PROBLEM REQUIREMENTS: The reply should be a single number: the count of lines below that contain the word "diam".

-- WORKING DATA follows --

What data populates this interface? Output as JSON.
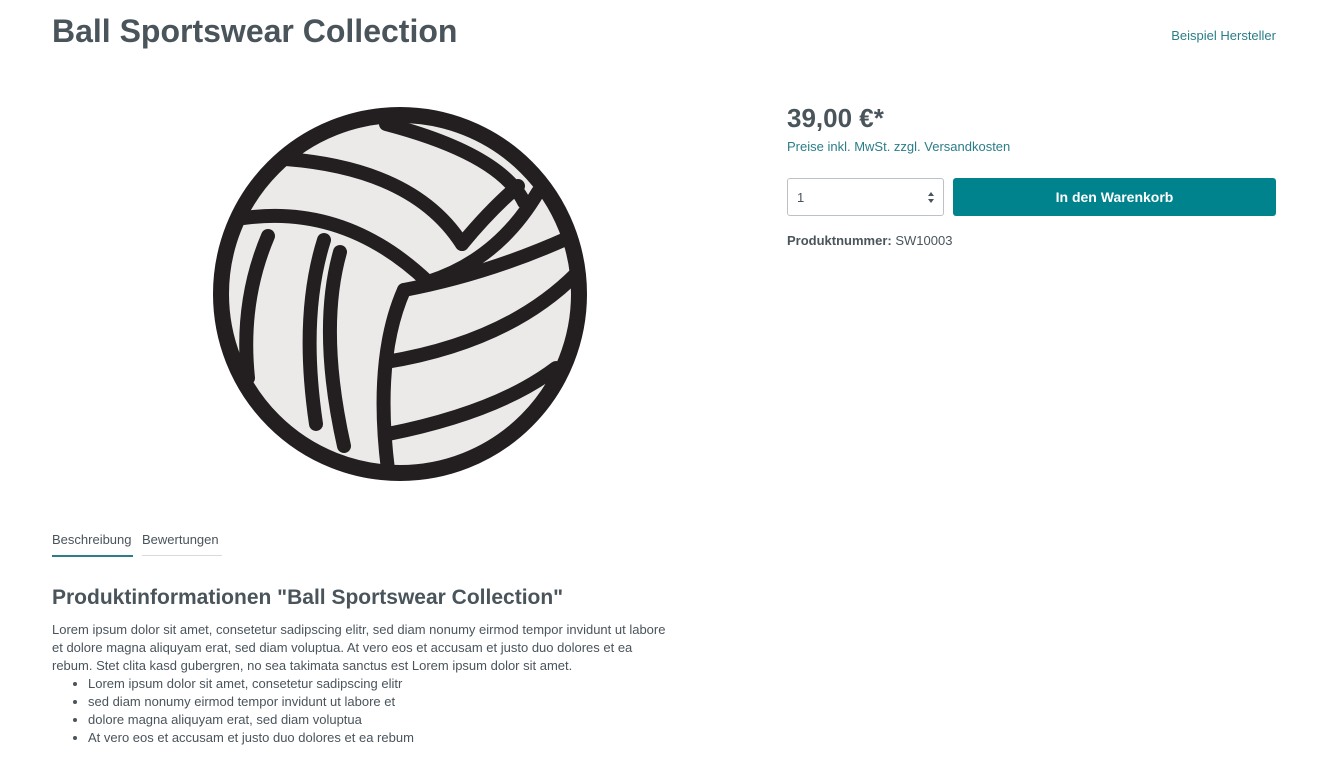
{
  "product": {
    "title": "Ball Sportswear Collection",
    "manufacturer": "Beispiel Hersteller",
    "image_icon": "volleyball-icon",
    "price": "39,00 €*",
    "tax_note": "Preise inkl. MwSt. zzgl. Versandkosten",
    "quantity": "1",
    "add_to_cart_label": "In den Warenkorb",
    "product_number_label": "Produktnummer:",
    "product_number": "SW10003"
  },
  "tabs": [
    {
      "label": "Beschreibung",
      "active": true
    },
    {
      "label": "Bewertungen",
      "active": false
    }
  ],
  "description": {
    "heading": "Produktinformationen \"Ball Sportswear Collection\"",
    "text": "Lorem ipsum dolor sit amet, consetetur sadipscing elitr, sed diam nonumy eirmod tempor invidunt ut labore et dolore magna aliquyam erat, sed diam voluptua. At vero eos et accusam et justo duo dolores et ea rebum. Stet clita kasd gubergren, no sea takimata sanctus est Lorem ipsum dolor sit amet.",
    "list": [
      "Lorem ipsum dolor sit amet, consetetur sadipscing elitr",
      "sed diam nonumy eirmod tempor invidunt ut labore et",
      "dolore magna aliquyam erat, sed diam voluptua",
      "At vero eos et accusam et justo duo dolores et ea rebum"
    ]
  },
  "colors": {
    "accent": "#00838c",
    "link": "#2b7d88",
    "text": "#4a545b",
    "ball_fill": "#ebeae8",
    "ball_stroke": "#231f20"
  }
}
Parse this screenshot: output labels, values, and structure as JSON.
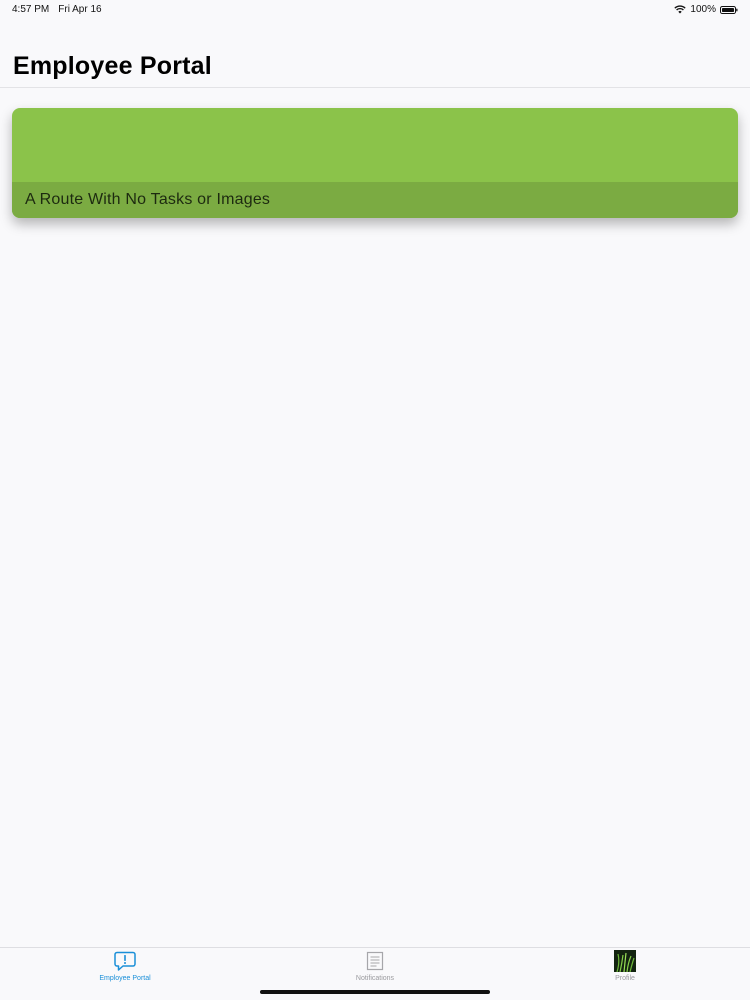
{
  "status_bar": {
    "time": "4:57 PM",
    "date": "Fri Apr 16",
    "battery": "100%"
  },
  "header": {
    "title": "Employee Portal"
  },
  "routes": [
    {
      "title": "A Route With No Tasks or Images",
      "color": "#8bc34a"
    }
  ],
  "tab_bar": {
    "tabs": [
      {
        "label": "Employee Portal",
        "icon": "message-alert-icon",
        "active": true
      },
      {
        "label": "Notifications",
        "icon": "document-icon",
        "active": false
      },
      {
        "label": "Profile",
        "icon": "profile-image",
        "active": false
      }
    ]
  },
  "colors": {
    "accent": "#1a8fd8",
    "card_green": "#8bc34a",
    "card_caption": "#7bab42"
  }
}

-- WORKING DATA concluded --

OUTPUT FOR THIS EXERCISE: 3